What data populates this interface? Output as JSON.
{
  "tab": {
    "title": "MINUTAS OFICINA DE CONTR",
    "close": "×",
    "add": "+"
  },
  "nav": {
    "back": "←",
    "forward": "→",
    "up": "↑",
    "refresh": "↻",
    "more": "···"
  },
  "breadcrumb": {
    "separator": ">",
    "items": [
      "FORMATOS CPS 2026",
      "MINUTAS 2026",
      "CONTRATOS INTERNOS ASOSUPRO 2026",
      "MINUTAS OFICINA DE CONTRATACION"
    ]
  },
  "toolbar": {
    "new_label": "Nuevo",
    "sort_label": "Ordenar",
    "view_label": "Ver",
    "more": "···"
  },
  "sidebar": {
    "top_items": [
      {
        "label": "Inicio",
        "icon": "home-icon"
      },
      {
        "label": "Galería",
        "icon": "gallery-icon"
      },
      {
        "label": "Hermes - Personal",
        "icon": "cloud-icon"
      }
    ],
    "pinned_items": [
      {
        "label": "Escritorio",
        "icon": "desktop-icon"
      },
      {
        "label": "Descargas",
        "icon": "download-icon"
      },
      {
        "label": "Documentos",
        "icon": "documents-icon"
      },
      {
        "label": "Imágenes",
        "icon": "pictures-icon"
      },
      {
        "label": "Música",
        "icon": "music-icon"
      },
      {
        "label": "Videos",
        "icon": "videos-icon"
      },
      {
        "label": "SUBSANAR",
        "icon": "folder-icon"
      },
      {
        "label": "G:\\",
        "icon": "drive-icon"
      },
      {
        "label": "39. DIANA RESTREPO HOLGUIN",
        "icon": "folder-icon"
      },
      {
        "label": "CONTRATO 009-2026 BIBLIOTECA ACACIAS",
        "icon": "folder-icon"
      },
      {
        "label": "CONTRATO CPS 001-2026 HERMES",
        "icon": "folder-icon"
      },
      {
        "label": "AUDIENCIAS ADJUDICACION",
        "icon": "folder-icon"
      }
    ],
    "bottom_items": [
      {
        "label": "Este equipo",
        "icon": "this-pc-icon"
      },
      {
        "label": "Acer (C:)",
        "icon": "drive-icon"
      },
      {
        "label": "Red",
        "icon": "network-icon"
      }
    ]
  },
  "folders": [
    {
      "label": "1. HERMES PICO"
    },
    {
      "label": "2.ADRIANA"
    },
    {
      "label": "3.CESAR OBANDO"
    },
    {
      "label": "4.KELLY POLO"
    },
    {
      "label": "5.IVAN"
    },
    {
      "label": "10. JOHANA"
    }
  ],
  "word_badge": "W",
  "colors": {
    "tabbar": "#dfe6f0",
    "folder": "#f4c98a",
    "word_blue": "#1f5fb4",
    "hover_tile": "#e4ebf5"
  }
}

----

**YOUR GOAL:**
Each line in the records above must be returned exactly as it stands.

**SOLUTION:**
What data populates this interface? Output as JSON.
{
  "tab": {
    "title": "MINUTAS OFICINA DE CONTR",
    "close": "×",
    "add": "+"
  },
  "nav": {
    "back": "←",
    "forward": "→",
    "up": "↑",
    "refresh": "↻",
    "more": "···"
  },
  "breadcrumb": {
    "separator": ">",
    "items": [
      "FORMATOS CPS 2026",
      "MINUTAS 2026",
      "CONTRATOS INTERNOS ASOSUPRO 2026",
      "MINUTAS OFICINA DE CONTRATACION"
    ]
  },
  "toolbar": {
    "new_label": "Nuevo",
    "sort_label": "Ordenar",
    "view_label": "Ver",
    "more": "···"
  },
  "sidebar": {
    "top_items": [
      {
        "label": "Inicio",
        "icon": "home-icon"
      },
      {
        "label": "Galería",
        "icon": "gallery-icon"
      },
      {
        "label": "Hermes - Personal",
        "icon": "cloud-icon"
      }
    ],
    "pinned_items": [
      {
        "label": "Escritorio",
        "icon": "desktop-icon"
      },
      {
        "label": "Descargas",
        "icon": "download-icon"
      },
      {
        "label": "Documentos",
        "icon": "documents-icon"
      },
      {
        "label": "Imágenes",
        "icon": "pictures-icon"
      },
      {
        "label": "Música",
        "icon": "music-icon"
      },
      {
        "label": "Videos",
        "icon": "videos-icon"
      },
      {
        "label": "SUBSANAR",
        "icon": "folder-icon"
      },
      {
        "label": "G:\\",
        "icon": "drive-icon"
      },
      {
        "label": "39. DIANA RESTREPO HOLGUIN",
        "icon": "folder-icon"
      },
      {
        "label": "CONTRATO 009-2026 BIBLIOTECA ACACIAS",
        "icon": "folder-icon"
      },
      {
        "label": "CONTRATO CPS 001-2026 HERMES",
        "icon": "folder-icon"
      },
      {
        "label": "AUDIENCIAS ADJUDICACION",
        "icon": "folder-icon"
      }
    ],
    "bottom_items": [
      {
        "label": "Este equipo",
        "icon": "this-pc-icon"
      },
      {
        "label": "Acer (C:)",
        "icon": "drive-icon"
      },
      {
        "label": "Red",
        "icon": "network-icon"
      }
    ]
  },
  "folders": [
    {
      "label": "1. HERMES PICO"
    },
    {
      "label": "2.ADRIANA"
    },
    {
      "label": "3.CESAR OBANDO"
    },
    {
      "label": "4.KELLY POLO"
    },
    {
      "label": "5.IVAN"
    },
    {
      "label": "10. JOHANA"
    }
  ],
  "word_badge": "W",
  "colors": {
    "tabbar": "#dfe6f0",
    "folder": "#f4c98a",
    "word_blue": "#1f5fb4",
    "hover_tile": "#e4ebf5"
  }
}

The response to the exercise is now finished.